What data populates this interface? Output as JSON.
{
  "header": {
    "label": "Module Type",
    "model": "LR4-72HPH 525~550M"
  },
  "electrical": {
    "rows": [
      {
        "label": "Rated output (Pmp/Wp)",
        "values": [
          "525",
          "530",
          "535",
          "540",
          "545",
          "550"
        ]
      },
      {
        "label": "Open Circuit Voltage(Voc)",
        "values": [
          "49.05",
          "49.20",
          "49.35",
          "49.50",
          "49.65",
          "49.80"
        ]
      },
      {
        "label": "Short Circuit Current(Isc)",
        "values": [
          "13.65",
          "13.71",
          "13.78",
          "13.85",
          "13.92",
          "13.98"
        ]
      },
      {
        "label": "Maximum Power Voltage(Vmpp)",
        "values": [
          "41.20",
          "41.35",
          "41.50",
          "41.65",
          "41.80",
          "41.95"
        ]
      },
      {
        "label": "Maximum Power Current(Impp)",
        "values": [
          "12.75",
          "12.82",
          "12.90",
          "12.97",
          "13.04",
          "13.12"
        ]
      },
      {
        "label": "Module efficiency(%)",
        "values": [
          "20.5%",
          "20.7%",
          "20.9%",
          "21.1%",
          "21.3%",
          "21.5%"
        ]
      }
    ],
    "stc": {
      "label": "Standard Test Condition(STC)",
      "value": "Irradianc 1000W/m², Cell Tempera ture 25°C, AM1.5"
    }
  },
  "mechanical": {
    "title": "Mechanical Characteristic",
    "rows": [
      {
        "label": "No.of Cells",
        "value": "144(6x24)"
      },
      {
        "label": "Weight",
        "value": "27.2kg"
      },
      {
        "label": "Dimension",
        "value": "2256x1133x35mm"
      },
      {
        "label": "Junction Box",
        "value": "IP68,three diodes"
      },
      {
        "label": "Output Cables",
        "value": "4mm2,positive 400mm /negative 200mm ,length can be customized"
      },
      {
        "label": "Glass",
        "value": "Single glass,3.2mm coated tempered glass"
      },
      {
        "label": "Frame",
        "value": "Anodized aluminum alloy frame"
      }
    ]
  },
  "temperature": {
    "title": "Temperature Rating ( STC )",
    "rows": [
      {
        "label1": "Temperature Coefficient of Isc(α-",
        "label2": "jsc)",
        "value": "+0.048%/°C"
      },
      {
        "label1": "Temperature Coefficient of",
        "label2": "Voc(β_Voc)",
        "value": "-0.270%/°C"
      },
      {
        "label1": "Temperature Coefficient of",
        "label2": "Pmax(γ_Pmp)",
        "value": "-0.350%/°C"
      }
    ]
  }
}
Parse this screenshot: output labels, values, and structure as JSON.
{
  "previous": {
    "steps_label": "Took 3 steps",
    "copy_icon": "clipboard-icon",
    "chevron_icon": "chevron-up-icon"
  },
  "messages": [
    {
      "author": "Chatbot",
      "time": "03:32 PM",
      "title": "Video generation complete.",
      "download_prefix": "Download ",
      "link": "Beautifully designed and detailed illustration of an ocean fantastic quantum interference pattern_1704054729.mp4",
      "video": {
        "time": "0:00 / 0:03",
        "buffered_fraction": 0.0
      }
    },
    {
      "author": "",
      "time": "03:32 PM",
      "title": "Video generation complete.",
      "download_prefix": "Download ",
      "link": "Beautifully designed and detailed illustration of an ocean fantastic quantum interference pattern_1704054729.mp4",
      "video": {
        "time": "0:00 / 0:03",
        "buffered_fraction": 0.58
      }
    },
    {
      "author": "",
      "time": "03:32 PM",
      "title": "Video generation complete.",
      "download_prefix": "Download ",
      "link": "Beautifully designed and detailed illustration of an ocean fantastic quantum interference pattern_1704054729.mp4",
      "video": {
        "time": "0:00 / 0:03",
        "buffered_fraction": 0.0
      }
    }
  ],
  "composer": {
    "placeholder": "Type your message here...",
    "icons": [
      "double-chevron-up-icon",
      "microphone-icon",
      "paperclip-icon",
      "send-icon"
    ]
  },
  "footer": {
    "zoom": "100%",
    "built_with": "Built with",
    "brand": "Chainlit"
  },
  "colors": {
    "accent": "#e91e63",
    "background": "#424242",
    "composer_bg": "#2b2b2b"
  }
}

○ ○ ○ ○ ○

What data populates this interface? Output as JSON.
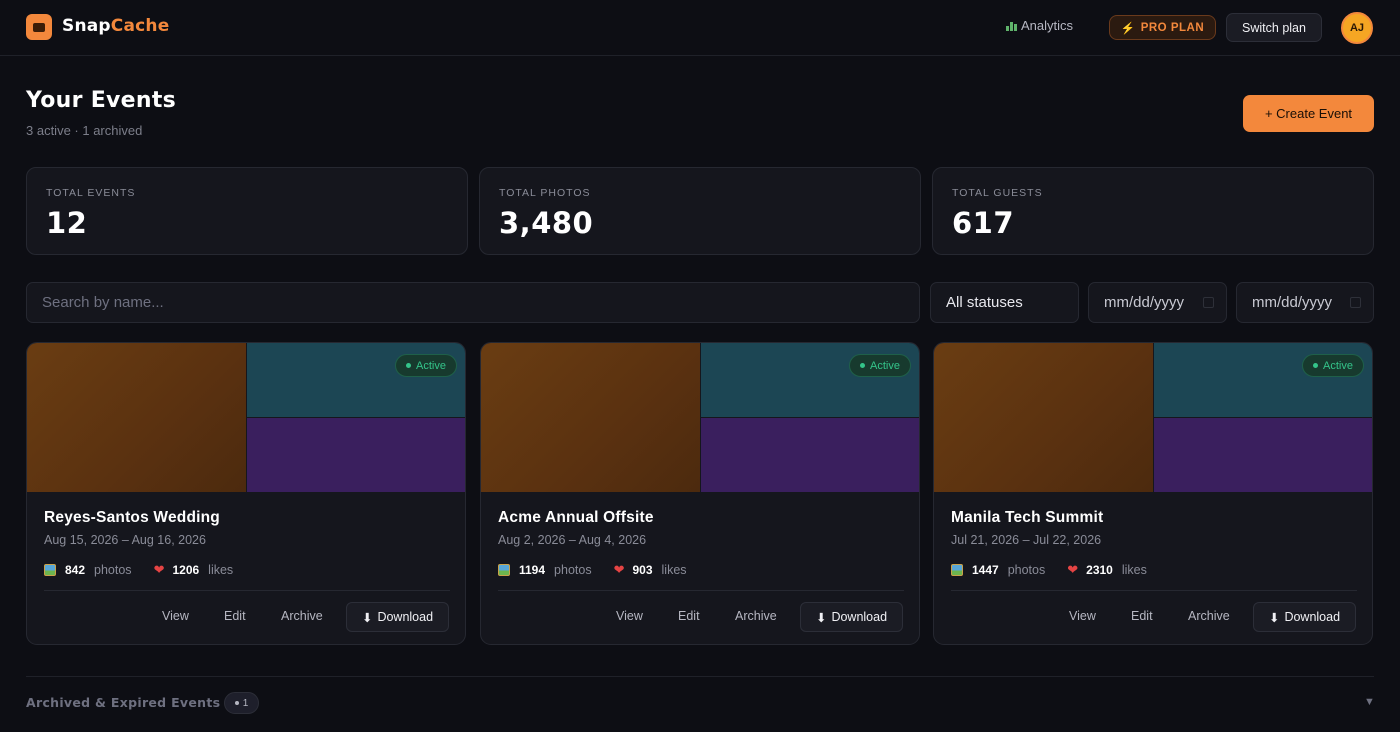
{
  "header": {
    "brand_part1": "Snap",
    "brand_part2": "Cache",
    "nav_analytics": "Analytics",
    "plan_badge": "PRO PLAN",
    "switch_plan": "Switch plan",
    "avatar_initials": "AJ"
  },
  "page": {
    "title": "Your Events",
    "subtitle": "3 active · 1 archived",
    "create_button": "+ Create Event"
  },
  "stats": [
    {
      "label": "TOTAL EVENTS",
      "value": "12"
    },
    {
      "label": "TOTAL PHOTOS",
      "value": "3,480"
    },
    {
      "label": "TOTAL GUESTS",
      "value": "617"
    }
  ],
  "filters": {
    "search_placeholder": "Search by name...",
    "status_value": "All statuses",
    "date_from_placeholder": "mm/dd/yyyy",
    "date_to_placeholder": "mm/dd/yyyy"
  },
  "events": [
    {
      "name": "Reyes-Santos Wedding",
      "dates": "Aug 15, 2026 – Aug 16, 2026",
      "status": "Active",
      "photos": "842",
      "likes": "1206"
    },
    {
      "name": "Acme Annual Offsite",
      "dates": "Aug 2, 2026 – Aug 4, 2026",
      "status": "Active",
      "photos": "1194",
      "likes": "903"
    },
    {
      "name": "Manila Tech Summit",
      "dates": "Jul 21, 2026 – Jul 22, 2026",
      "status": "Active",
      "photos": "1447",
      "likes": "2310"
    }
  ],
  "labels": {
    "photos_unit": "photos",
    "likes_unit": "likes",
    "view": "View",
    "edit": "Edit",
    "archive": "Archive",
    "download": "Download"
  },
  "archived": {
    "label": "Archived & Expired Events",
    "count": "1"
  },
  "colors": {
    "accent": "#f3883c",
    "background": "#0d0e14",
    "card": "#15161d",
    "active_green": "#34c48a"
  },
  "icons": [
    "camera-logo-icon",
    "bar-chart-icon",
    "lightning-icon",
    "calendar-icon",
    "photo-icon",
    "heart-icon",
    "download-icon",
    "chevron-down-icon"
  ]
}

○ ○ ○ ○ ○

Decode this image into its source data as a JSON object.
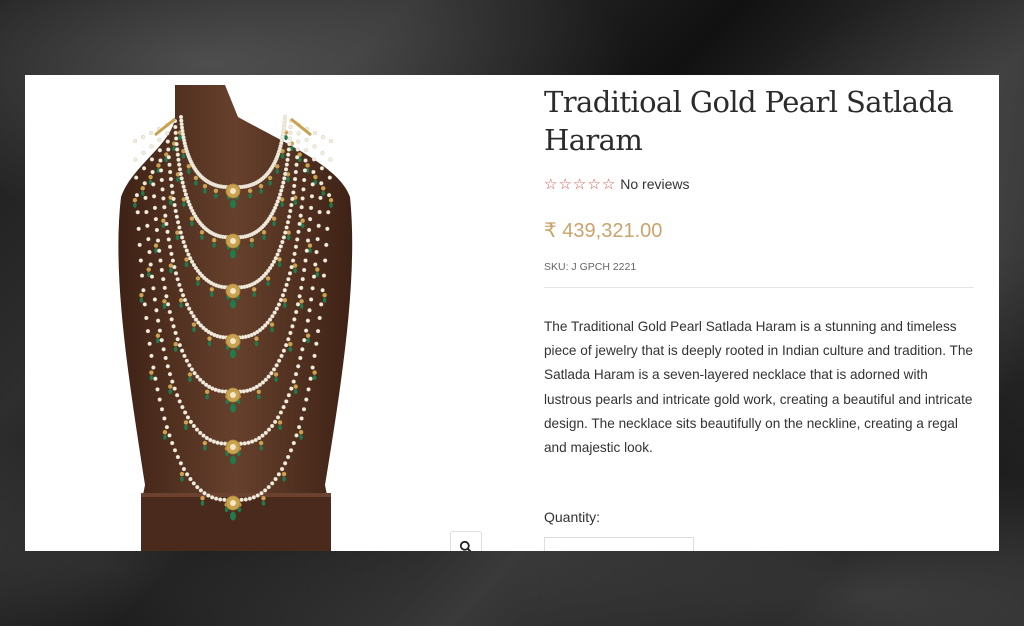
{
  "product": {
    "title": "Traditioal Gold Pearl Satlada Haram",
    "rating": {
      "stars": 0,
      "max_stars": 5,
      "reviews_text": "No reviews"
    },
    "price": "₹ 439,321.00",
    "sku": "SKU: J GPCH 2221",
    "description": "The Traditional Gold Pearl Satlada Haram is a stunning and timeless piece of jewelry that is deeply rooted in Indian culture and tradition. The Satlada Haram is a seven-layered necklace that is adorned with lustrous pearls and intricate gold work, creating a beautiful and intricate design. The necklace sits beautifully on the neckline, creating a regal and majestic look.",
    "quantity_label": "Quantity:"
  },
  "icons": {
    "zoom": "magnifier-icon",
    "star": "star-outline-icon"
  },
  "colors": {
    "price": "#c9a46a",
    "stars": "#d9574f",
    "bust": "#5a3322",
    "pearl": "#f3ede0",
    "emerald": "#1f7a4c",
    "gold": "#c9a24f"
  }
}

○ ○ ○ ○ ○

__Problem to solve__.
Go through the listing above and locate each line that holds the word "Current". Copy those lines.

__Exercise solution__.
        "label": "Short Circuit Current(Isc)",
        "label": "Maximum Power Current(Impp)",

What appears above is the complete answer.